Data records
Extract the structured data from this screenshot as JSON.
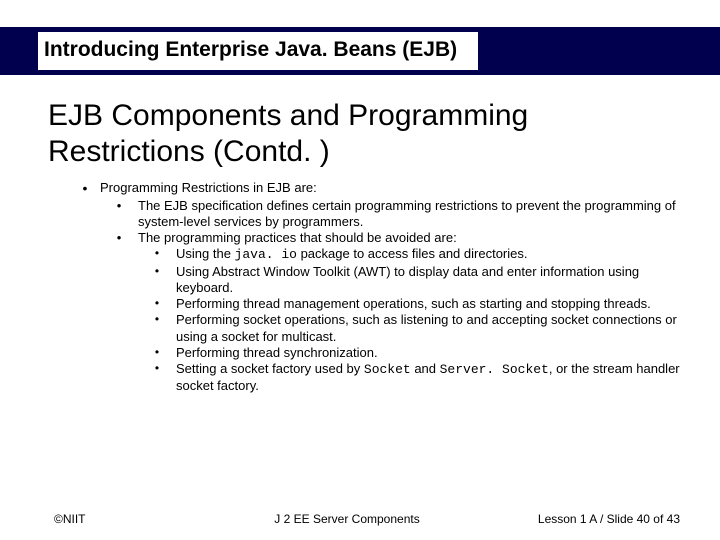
{
  "header": {
    "brand_title": "Introducing Enterprise Java. Beans (EJB)"
  },
  "title": "EJB Components and Programming Restrictions (Contd. )",
  "bullets": {
    "b1": "Programming Restrictions in EJB are:",
    "b1_1": "The EJB specification defines certain programming restrictions to prevent the programming of system-level services by programmers.",
    "b1_2": "The programming practices that should be avoided are:",
    "b1_2_1a": "Using the ",
    "b1_2_1code": "java. io",
    "b1_2_1b": " package to access files and directories.",
    "b1_2_2": "Using Abstract Window Toolkit (AWT) to display data and enter information using keyboard.",
    "b1_2_3": "Performing thread management operations, such as starting and stopping threads.",
    "b1_2_4": "Performing socket operations, such as listening to and accepting socket connections or using a socket for multicast.",
    "b1_2_5": "Performing thread synchronization.",
    "b1_2_6a": "Setting a socket factory used by ",
    "b1_2_6code1": "Socket",
    "b1_2_6b": " and ",
    "b1_2_6code2": "Server. Socket",
    "b1_2_6c": ", or the stream handler socket factory."
  },
  "footer": {
    "left": "©NIIT",
    "center": "J 2 EE Server Components",
    "right": "Lesson 1 A / Slide 40 of 43"
  }
}
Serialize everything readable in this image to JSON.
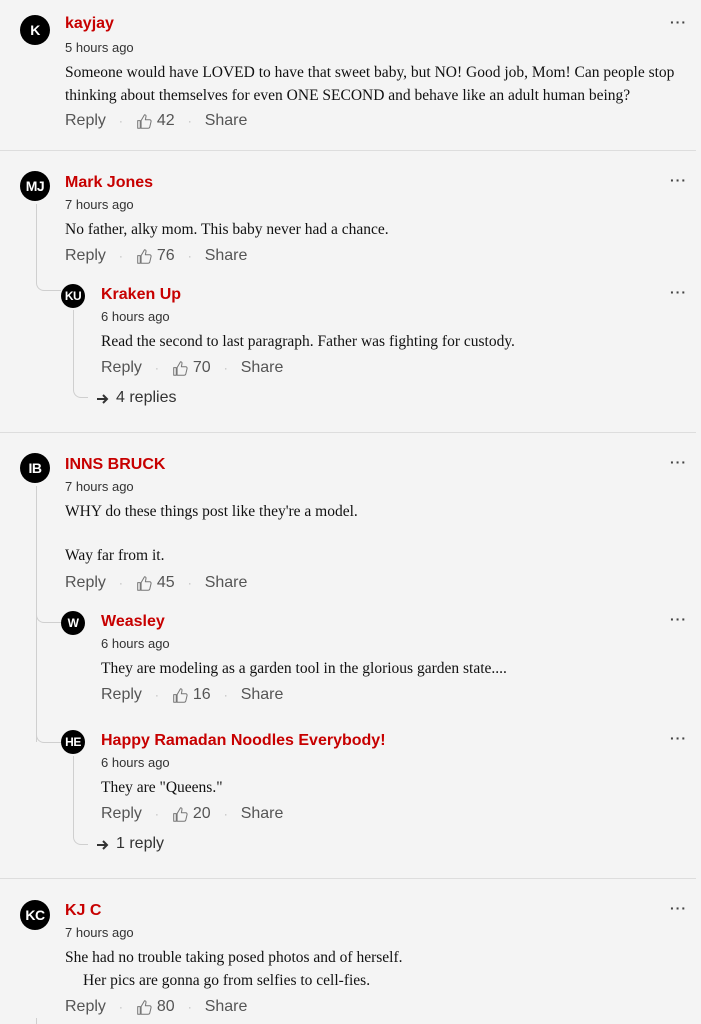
{
  "labels": {
    "reply": "Reply",
    "share": "Share",
    "more": "···",
    "sep": "·"
  },
  "comments": [
    {
      "initials": "K",
      "name": "kayjay",
      "time": "5 hours ago",
      "text": [
        "Someone would have LOVED to have that sweet baby, but NO! Good job, Mom! Can people stop thinking about themselves for even ONE SECOND and behave like an adult human being?"
      ],
      "likes": "42"
    },
    {
      "initials": "MJ",
      "name": "Mark Jones",
      "time": "7 hours ago",
      "text": [
        "No father, alky mom. This baby never had a chance."
      ],
      "likes": "76",
      "replies": [
        {
          "initials": "KU",
          "name": "Kraken Up",
          "time": "6 hours ago",
          "text": [
            "Read the second to last paragraph. Father was fighting for custody."
          ],
          "likes": "70"
        }
      ],
      "more_replies": "4 replies"
    },
    {
      "initials": "IB",
      "name": "INNS BRUCK",
      "time": "7 hours ago",
      "text": [
        "WHY do these things post like they're a model.",
        "Way far from it."
      ],
      "likes": "45",
      "replies": [
        {
          "initials": "W",
          "name": "Weasley",
          "time": "6 hours ago",
          "text": [
            "They are modeling as a garden tool in the glorious garden state...."
          ],
          "likes": "16"
        },
        {
          "initials": "HE",
          "name": "Happy Ramadan Noodles Everybody!",
          "time": "6 hours ago",
          "text": [
            "They are \"Queens.\""
          ],
          "likes": "20"
        }
      ],
      "more_replies": "1 reply"
    },
    {
      "initials": "KC",
      "name": "KJ C",
      "time": "7 hours ago",
      "text": [
        "She had no trouble taking posed photos and of herself.",
        "Her pics are gonna go from selfies to cell-fies."
      ],
      "likes": "80"
    }
  ]
}
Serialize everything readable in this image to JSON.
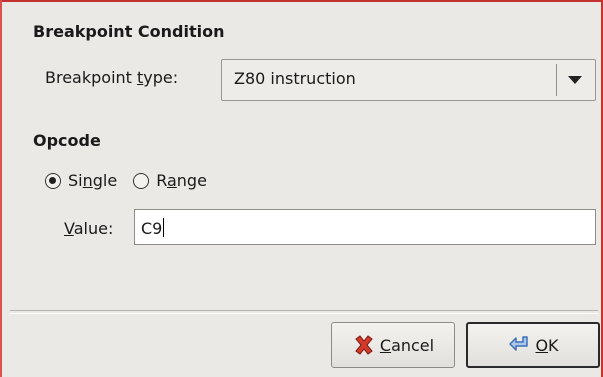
{
  "dialog": {
    "section_condition_title": "Breakpoint Condition",
    "breakpoint_type": {
      "label_prefix": "Breakpoint ",
      "label_mnemonic": "t",
      "label_suffix": "ype:",
      "selected": "Z80 instruction"
    },
    "section_opcode_title": "Opcode",
    "mode": {
      "single": {
        "prefix": "Si",
        "mnemonic": "n",
        "suffix": "gle",
        "selected": true
      },
      "range": {
        "prefix": "R",
        "mnemonic": "a",
        "suffix": "nge",
        "selected": false
      }
    },
    "value_field": {
      "label_mnemonic": "V",
      "label_rest": "alue:",
      "value": "C9"
    }
  },
  "buttons": {
    "cancel": {
      "mnemonic": "C",
      "rest": "ancel",
      "icon": "cancel-x-icon"
    },
    "ok": {
      "mnemonic": "O",
      "rest": "K",
      "icon": "ok-arrow-icon"
    }
  },
  "colors": {
    "window_border": "#c42f2f",
    "background": "#ebe9e5",
    "cancel_icon": "#d43a2a",
    "ok_icon": "#5b8fd6"
  }
}
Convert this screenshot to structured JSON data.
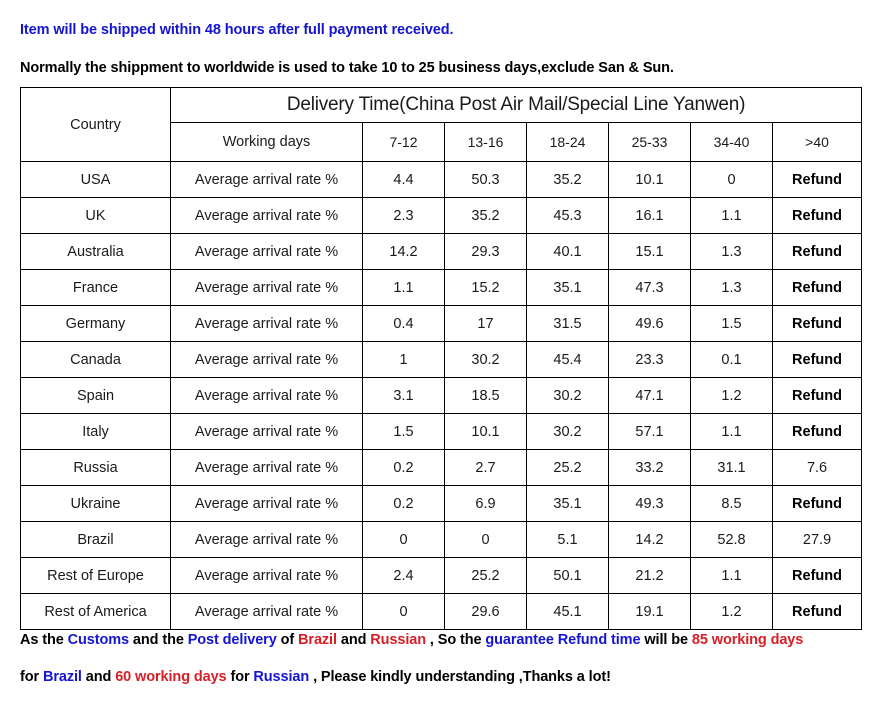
{
  "notices": {
    "shipping": "Item will be shipped within 48 hours after full payment received.",
    "worldwide": "Normally the shippment to worldwide is used to take 10 to 25 business days,exclude San & Sun."
  },
  "colors": {
    "blue": "#1414d2",
    "red": "#d81f26",
    "black": "#000000",
    "border": "#000000"
  },
  "table": {
    "country_header": "Country",
    "delivery_header": "Delivery Time(China Post Air Mail/Special Line Yanwen)",
    "working_days_header": "Working days",
    "day_ranges": [
      "7-12",
      "13-16",
      "18-24",
      "25-33",
      "34-40",
      ">40"
    ],
    "metric_label": "Average arrival rate %",
    "refund_label": "Refund",
    "rows": [
      {
        "country": "USA",
        "values": [
          "4.4",
          "50.3",
          "35.2",
          "10.1",
          "0",
          "Refund"
        ]
      },
      {
        "country": "UK",
        "values": [
          "2.3",
          "35.2",
          "45.3",
          "16.1",
          "1.1",
          "Refund"
        ]
      },
      {
        "country": "Australia",
        "values": [
          "14.2",
          "29.3",
          "40.1",
          "15.1",
          "1.3",
          "Refund"
        ]
      },
      {
        "country": "France",
        "values": [
          "1.1",
          "15.2",
          "35.1",
          "47.3",
          "1.3",
          "Refund"
        ]
      },
      {
        "country": "Germany",
        "values": [
          "0.4",
          "17",
          "31.5",
          "49.6",
          "1.5",
          "Refund"
        ]
      },
      {
        "country": "Canada",
        "values": [
          "1",
          "30.2",
          "45.4",
          "23.3",
          "0.1",
          "Refund"
        ]
      },
      {
        "country": "Spain",
        "values": [
          "3.1",
          "18.5",
          "30.2",
          "47.1",
          "1.2",
          "Refund"
        ]
      },
      {
        "country": "Italy",
        "values": [
          "1.5",
          "10.1",
          "30.2",
          "57.1",
          "1.1",
          "Refund"
        ]
      },
      {
        "country": "Russia",
        "values": [
          "0.2",
          "2.7",
          "25.2",
          "33.2",
          "31.1",
          "7.6"
        ]
      },
      {
        "country": "Ukraine",
        "values": [
          "0.2",
          "6.9",
          "35.1",
          "49.3",
          "8.5",
          "Refund"
        ]
      },
      {
        "country": "Brazil",
        "values": [
          "0",
          "0",
          "5.1",
          "14.2",
          "52.8",
          "27.9"
        ]
      },
      {
        "country": "Rest of Europe",
        "values": [
          "2.4",
          "25.2",
          "50.1",
          "21.2",
          "1.1",
          "Refund"
        ]
      },
      {
        "country": "Rest of America",
        "values": [
          "0",
          "29.6",
          "45.1",
          "19.1",
          "1.2",
          "Refund"
        ]
      }
    ]
  },
  "chart_data": {
    "type": "table",
    "title": "Delivery Time(China Post Air Mail/Special Line Yanwen)",
    "xlabel": "Working days",
    "ylabel": "Country",
    "categories": [
      "7-12",
      "13-16",
      "18-24",
      "25-33",
      "34-40",
      ">40"
    ],
    "series": [
      {
        "name": "USA",
        "values": [
          4.4,
          50.3,
          35.2,
          10.1,
          0,
          null
        ]
      },
      {
        "name": "UK",
        "values": [
          2.3,
          35.2,
          45.3,
          16.1,
          1.1,
          null
        ]
      },
      {
        "name": "Australia",
        "values": [
          14.2,
          29.3,
          40.1,
          15.1,
          1.3,
          null
        ]
      },
      {
        "name": "France",
        "values": [
          1.1,
          15.2,
          35.1,
          47.3,
          1.3,
          null
        ]
      },
      {
        "name": "Germany",
        "values": [
          0.4,
          17,
          31.5,
          49.6,
          1.5,
          null
        ]
      },
      {
        "name": "Canada",
        "values": [
          1,
          30.2,
          45.4,
          23.3,
          0.1,
          null
        ]
      },
      {
        "name": "Spain",
        "values": [
          3.1,
          18.5,
          30.2,
          47.1,
          1.2,
          null
        ]
      },
      {
        "name": "Italy",
        "values": [
          1.5,
          10.1,
          30.2,
          57.1,
          1.1,
          null
        ]
      },
      {
        "name": "Russia",
        "values": [
          0.2,
          2.7,
          25.2,
          33.2,
          31.1,
          7.6
        ]
      },
      {
        "name": "Ukraine",
        "values": [
          0.2,
          6.9,
          35.1,
          49.3,
          8.5,
          null
        ]
      },
      {
        "name": "Brazil",
        "values": [
          0,
          0,
          5.1,
          14.2,
          52.8,
          27.9
        ]
      },
      {
        "name": "Rest of Europe",
        "values": [
          2.4,
          25.2,
          50.1,
          21.2,
          1.1,
          null
        ]
      },
      {
        "name": "Rest of America",
        "values": [
          0,
          29.6,
          45.1,
          19.1,
          1.2,
          null
        ]
      }
    ],
    "null_meaning": "Refund"
  },
  "footer": {
    "line1": [
      {
        "text": "As the ",
        "color": "black"
      },
      {
        "text": "Customs",
        "color": "blue"
      },
      {
        "text": " and the ",
        "color": "black"
      },
      {
        "text": "Post delivery",
        "color": "blue"
      },
      {
        "text": " of ",
        "color": "black"
      },
      {
        "text": "Brazil",
        "color": "red"
      },
      {
        "text": " and ",
        "color": "black"
      },
      {
        "text": "Russian",
        "color": "red"
      },
      {
        "text": " , So the ",
        "color": "black"
      },
      {
        "text": "guarantee Refund time",
        "color": "blue"
      },
      {
        "text": " will be ",
        "color": "black"
      },
      {
        "text": "85 working days",
        "color": "red"
      }
    ],
    "line2": [
      {
        "text": "for ",
        "color": "black"
      },
      {
        "text": "Brazil",
        "color": "blue"
      },
      {
        "text": " and ",
        "color": "black"
      },
      {
        "text": "60 working days",
        "color": "red"
      },
      {
        "text": " for ",
        "color": "black"
      },
      {
        "text": "Russian",
        "color": "blue"
      },
      {
        "text": " , Please kindly understanding ,Thanks a lot!",
        "color": "black"
      }
    ]
  }
}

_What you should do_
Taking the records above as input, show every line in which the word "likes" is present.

_Answer space_
      "likes": "42"
      "likes": "76",
          "likes": "70"
      "likes": "45",
          "likes": "16"
          "likes": "20"
      "likes": "80"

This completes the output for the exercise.